By Alejandro Danois June 03, 2014, 04:02 PM EST
What makes the soul, funk and R&B music of the 1970’s so unique and powerful? Outside of the fact that it creeps into, nourishes and elevates your mind, body and spirit, it’s the soundtrack of profound change that embodies the most prolific and lush period of Black cultural expression that we’ve ever experienced. Its beginning was like the clouds had parted to bless the universe with radiant musical sunshine.
The penetrating artistic expression was ubiquitous, and not simply confined to the radio airwaves. When tuning into ABC’s detective drama Baretta from 1975-1978, we were treated to Sammy Davis Jr.’s haunting exhortations to keep our eyes on the sparrow.
With its 1975 debut, we were inspired by George and Weezie moving on up to that deluxe apartment in the sky on The Jefferson’s.
And on Good Times, the struggle of the Evans family was a reminder to those of us cramped into high-rise, low-income housing developments situated in the underarm pits of America's great cities. It showed the importance of keeping our heads above water and making a better way when we can. Fighting for our respect and dignity, determined to believe in the beauty and power of our dreams on a daily basis, '70s funk dripped clean through the instrumental masterpieces that readied us for Fred and Aunt Esther, Coolidge, Thorpe and Hollywood on The White Shadow, and the crotchety and curmudgeonly Detective Fish on Barney Miller.
And of course, where would we be without that weekly journey into “The Hippest Trip in America?” We bared the revolutionary effects of these emerging, transcendent, mesmerizing musical drugs on our hair, fashion and the way we soulfully, skillfully and artistically moved our bodies each weekend when Soul Train aired.
But those were merely appetizers to some of the most incredible film scores in cinematic history. Convince me that there’s a better soundtrack than the ones that James Brown, Curtis Mayfield, Isaac Hayes, Willie Hutch and Bobby Womack produced for the movies Black Caesar, Super Fly, Shaft, The Mack and Across 110th Street, and I’ll convince you that Samuel L. Jackson deserved an Oscar for his work in Snakes on a Plane and Deep Blue Sea.
In terms of important albums and musicianship that continues to reach across time and space, where would we be as a society without the seminal work of the aforementioned? Along with Earth, Wind and Fire, pre-Bubbles Michael Jackson and his brothers, Marvin Gaye, Gil Scott - Heron, Stevie Wonder, The O’Jays, Donnie Hathaway, The Isley Brothers, Aretha Franklin, Al Green, The Temptations, Chaka and Rufus, (I don't know about you, but I can never tire of randomly blurting out, "RUFUS!!!") and Parliament-Funkadelic?
How about Van McCoy, The Ohio Players, Teddy Pendergrass, Phyllis Hyman, McFadden and Whitehead, Lou Rawls, Roy Ayers, Barry White, Quincy Jones, Bill Withers, practically the entire catalog of Gamble and Huff’s Philadelphia International movement and many others who are too numerous to mention?

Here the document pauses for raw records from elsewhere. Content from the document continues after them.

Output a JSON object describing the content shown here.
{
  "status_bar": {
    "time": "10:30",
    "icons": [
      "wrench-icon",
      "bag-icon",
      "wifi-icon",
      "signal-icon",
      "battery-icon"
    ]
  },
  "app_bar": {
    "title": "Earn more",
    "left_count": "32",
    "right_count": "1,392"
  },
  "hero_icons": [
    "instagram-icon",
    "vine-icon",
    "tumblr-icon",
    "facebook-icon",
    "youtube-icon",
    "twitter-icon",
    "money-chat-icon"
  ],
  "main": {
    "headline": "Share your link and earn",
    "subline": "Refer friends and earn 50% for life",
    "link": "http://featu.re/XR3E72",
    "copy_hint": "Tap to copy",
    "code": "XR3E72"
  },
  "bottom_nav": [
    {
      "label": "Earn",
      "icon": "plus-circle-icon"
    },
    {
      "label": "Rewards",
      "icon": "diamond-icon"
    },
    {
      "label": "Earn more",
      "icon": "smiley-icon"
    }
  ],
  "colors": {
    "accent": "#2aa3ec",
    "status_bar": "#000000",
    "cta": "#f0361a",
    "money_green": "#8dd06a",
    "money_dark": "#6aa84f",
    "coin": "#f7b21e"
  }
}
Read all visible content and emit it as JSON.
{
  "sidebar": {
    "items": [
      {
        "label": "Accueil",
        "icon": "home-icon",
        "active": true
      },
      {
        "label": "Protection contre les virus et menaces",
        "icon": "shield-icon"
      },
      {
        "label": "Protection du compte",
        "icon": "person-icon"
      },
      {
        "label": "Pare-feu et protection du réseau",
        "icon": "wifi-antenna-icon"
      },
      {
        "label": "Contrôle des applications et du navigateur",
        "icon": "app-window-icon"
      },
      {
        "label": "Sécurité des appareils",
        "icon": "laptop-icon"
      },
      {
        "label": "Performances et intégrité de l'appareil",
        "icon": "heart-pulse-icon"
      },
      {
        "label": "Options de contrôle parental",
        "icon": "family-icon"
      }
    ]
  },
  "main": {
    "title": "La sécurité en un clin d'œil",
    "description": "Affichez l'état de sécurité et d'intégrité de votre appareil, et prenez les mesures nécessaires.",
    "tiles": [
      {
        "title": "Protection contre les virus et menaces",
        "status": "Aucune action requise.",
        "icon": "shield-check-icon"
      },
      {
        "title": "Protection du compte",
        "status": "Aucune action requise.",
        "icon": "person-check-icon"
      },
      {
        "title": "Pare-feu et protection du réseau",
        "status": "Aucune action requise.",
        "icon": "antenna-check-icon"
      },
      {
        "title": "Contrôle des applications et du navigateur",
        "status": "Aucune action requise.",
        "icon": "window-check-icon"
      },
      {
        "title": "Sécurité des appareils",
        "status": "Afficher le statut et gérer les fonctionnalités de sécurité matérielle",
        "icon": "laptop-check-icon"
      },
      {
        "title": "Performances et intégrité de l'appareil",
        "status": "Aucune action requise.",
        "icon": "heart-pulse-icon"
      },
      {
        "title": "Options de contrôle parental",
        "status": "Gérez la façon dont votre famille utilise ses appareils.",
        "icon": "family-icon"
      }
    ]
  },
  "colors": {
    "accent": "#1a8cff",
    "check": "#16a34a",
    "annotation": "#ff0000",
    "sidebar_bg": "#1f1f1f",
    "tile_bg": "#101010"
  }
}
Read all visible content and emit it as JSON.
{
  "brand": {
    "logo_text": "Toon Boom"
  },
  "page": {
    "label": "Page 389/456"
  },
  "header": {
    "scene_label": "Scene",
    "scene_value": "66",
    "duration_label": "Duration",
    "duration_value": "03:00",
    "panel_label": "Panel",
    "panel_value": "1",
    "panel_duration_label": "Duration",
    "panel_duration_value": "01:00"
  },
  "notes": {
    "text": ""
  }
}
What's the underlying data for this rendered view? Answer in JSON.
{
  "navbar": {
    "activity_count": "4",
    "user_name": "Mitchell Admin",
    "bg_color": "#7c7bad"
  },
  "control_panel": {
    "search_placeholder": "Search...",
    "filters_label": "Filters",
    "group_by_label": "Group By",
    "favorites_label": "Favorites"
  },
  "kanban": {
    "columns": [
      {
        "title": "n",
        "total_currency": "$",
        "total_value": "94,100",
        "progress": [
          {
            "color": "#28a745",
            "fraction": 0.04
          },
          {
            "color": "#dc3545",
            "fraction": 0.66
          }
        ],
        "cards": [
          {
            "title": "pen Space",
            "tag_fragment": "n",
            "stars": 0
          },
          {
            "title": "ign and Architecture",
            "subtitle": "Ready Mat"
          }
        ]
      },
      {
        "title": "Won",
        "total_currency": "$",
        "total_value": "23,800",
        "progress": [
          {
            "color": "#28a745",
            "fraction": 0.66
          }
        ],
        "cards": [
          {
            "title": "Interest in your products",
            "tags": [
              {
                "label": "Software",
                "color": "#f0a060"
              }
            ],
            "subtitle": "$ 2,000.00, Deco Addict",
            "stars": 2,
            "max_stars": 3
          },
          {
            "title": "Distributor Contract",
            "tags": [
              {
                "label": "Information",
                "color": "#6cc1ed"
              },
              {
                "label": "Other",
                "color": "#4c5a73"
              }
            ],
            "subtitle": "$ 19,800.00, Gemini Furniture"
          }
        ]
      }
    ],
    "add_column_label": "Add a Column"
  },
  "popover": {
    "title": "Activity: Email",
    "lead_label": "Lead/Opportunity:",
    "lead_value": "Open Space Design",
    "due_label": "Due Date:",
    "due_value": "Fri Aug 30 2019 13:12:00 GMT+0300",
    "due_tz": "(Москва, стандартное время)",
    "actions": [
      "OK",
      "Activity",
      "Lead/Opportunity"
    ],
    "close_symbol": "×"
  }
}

They literally showed us the way to go.
We moved past the cookie-cutter formula that was designed to make the music chart sell and digestible for folks like Dick Clark in the ‘60s, and into a creative and introspective space in the ‘70s that articulated each artist’s reflections on war, poverty, crime, drugs, politics and the deteriorating conditions in this country’s forgotten pockets of urban despair.
There are few musical journeys like the ones you take when listening to Stevie’s Songs in the Key of Life, Curtis Mayfield’s Superfly, James Brown’s The Payback or Marvin Gaye’s What’s Going On?
I am a child of the ‘70s, who sat in my father’s home office in a pre-gentrified Bed-Stuy, Brooklyn neighborhood that was still on wobbly legs from the urban riots of the ‘60s. Gently placing the needle on the wax of his vast collection of vinyl, marveling at the arresting power of the album covers, and drawing inspiration from the genius that elevated out of its grooves and into my very heart and soul, it was so good to me.
I love music, all kinds and genres. But that ‘70s Soul and R&B, if I was forced to choose just one, is the unmitigated funkniference that simply makes me wanna holla, and throw up both my hands. And when the DJ drops a choice cut from the era, I'm invariably on the dance floor, sweating, pumping my fists, wiping my brow and involuntarily screaming out at the top of my lungs, "Ayo!!! That's my jam right there!"